12.3 HT Module 2: Testing Hypotheses about the
Difference in Two Population Proportions
 We have two populations from which independent samples are available,
(or one population for which two groups can be formed using a categorical variable).
 The response variable is also categorical and we are interested in
comparing the proportions for the two populations.
Let p1 be the population proportion for the first population.
Let p2 be the population proportion for the second population.
Parameter: the difference in the population proportions p1 – p2.
Sample estimate: the difference in the sample proportions pˆ 1  pˆ 2 .
Standard deviation of pˆ 1  pˆ 2 : s.d.( pˆ 1  pˆ 2 ) 
p1 (1  p1 ) p 2 (1  p 2 )
Recall from Chapter 11 that the multiplier in the confidence interval was a z*
value. So we will be computing a Z test statistic for performing a significance test.
The standard error used in constructing the confidence interval for the difference
between two population proportions is not the same as that used for the
standardized z test statistic.
We will need to construct the null standard error, the standard error for the
statistic when the null hypothesis is true. Let’s start with what the hypotheses
will look like.
Possible null and alternative hypotheses.
1. H0:
versus Ha:
2. H0:
versus Ha:
3. H0:
versus Ha:
Next we need to determine the test statistic and understand the conditions
required for the test to be valid. The general form of the test statistic is:
Test statistic = Sample statistic – Null value
Standard error
In the case of two population proportions, if the null hypothesis is true, we have
p1 - p2 = 0 or that the two population proportions are the same, p1 = p2 = p. What
is a reasonable way to estimate the common population proportion p?
The general standard error for pˆ 1  pˆ 2 is given by:
s.e.( pˆ1  pˆ 2 ) 
pˆ1 (1  pˆ1 ) pˆ 2 (1  pˆ 2 )
but if the null hypothesis is true, then p̂ is the best estimate for each population
proportion and should be used in the standard error.
So, the null standard error for pˆ 1  pˆ 2 is given by:
And the corresponding test statistic is:
If the null hypothesis is true, this z-statistic will have a _____________
distribution. This distribution is used to find the p-value for the test.
Conditions: This test requires that the sample proportions are based on
independent random samples from the two populations. Also, all of the
quantities n1 pˆ , n1(1  pˆ ) , n2 pˆ , and n2 (1  pˆ ) be preferably at least 10. Note these

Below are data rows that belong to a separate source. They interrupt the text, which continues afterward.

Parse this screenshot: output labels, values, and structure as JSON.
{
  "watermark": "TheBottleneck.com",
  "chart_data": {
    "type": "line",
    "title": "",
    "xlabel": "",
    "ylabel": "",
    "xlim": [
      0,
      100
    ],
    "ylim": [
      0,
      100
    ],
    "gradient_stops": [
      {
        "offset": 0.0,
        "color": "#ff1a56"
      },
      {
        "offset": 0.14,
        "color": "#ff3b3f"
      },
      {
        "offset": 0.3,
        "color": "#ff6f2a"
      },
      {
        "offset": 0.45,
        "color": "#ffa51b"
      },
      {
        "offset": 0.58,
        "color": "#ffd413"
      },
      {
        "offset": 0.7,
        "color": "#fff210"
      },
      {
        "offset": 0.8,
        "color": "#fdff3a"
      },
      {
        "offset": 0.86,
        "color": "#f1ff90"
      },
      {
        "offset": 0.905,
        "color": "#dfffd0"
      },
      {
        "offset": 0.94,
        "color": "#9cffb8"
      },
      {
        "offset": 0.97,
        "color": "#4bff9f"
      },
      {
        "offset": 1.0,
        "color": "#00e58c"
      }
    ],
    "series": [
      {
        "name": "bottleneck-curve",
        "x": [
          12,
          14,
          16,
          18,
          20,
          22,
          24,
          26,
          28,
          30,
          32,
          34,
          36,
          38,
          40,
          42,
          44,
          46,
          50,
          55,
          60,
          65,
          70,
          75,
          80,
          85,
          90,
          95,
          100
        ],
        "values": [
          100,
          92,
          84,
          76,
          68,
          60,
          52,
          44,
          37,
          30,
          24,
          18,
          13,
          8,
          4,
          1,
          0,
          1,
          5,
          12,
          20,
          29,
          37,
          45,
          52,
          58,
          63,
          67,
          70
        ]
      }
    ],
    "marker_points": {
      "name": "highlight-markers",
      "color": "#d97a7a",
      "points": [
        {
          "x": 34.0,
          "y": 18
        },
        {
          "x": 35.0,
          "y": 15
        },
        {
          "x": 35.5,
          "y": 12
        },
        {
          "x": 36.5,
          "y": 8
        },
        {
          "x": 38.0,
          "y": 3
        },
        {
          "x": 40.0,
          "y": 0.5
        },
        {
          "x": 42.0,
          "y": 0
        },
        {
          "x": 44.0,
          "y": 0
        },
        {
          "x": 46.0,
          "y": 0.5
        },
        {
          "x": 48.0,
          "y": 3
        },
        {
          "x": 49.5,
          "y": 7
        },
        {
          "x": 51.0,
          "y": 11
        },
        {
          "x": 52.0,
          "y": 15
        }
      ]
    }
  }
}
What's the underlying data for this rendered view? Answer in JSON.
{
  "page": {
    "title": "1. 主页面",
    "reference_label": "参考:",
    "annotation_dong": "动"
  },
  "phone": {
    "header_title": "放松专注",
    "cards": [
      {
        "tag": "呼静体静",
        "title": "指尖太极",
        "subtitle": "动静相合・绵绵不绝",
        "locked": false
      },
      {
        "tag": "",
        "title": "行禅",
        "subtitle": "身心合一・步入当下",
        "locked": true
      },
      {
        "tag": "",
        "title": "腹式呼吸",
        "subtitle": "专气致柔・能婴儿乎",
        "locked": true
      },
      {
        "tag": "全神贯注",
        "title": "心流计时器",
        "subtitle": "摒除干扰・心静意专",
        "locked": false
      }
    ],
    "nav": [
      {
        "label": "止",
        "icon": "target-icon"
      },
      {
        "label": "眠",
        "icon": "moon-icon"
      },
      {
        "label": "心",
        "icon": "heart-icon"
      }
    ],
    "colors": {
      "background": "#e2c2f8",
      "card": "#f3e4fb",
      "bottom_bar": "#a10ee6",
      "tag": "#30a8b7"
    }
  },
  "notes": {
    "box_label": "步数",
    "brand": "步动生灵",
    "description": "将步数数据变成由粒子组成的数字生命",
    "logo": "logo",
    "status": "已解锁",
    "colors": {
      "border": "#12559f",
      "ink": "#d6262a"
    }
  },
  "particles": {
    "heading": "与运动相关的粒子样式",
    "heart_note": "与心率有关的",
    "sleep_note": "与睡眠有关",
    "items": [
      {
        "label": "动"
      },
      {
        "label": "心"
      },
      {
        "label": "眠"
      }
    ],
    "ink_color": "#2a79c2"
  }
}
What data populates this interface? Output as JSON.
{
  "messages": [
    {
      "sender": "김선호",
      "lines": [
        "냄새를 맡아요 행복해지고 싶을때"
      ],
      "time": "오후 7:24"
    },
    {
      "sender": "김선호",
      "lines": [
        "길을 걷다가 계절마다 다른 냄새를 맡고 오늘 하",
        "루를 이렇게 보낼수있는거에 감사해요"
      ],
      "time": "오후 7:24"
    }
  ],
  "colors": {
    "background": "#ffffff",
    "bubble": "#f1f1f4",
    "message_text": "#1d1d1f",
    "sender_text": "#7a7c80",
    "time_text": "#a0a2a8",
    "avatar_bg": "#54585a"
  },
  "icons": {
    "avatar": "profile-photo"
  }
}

are checked with the estimate of the common population proportion p̂ .
From the Stat 250 Formula Card we have the following summary:
Two Population Proportions
Large-Sample z-Test
p1  p 2
pˆ 1  pˆ 2
pˆ1  pˆ 2
1 1
pˆ (1  pˆ )  
 n1 n2 
where pˆ 
n1 pˆ1  n2 pˆ 2
n1  n2
Try It! Returning Lost Money $$
A random sample of college students was asked if they would return the money if
they found a wallet on the street. They were also asked to report their gender so
a comparison could be made between the two populations of male versus female
college students.
Of the 93 women, 83 said they would, and of the 75 men, 53 said they would.
Assume these students represent all college students.
Test the hypothesis that equal proportions of college men and women would say
they would return the money versus the alternative hypothesis that a higher
proportion of women would do so. Use a 5% significance level and show all steps.
Additional Notes
A place to … jot down questions you may have and ask during office hours, take a few
extra notes, write out an extra practice problem or summary completed in lecture, create
your own short summary about this chapter.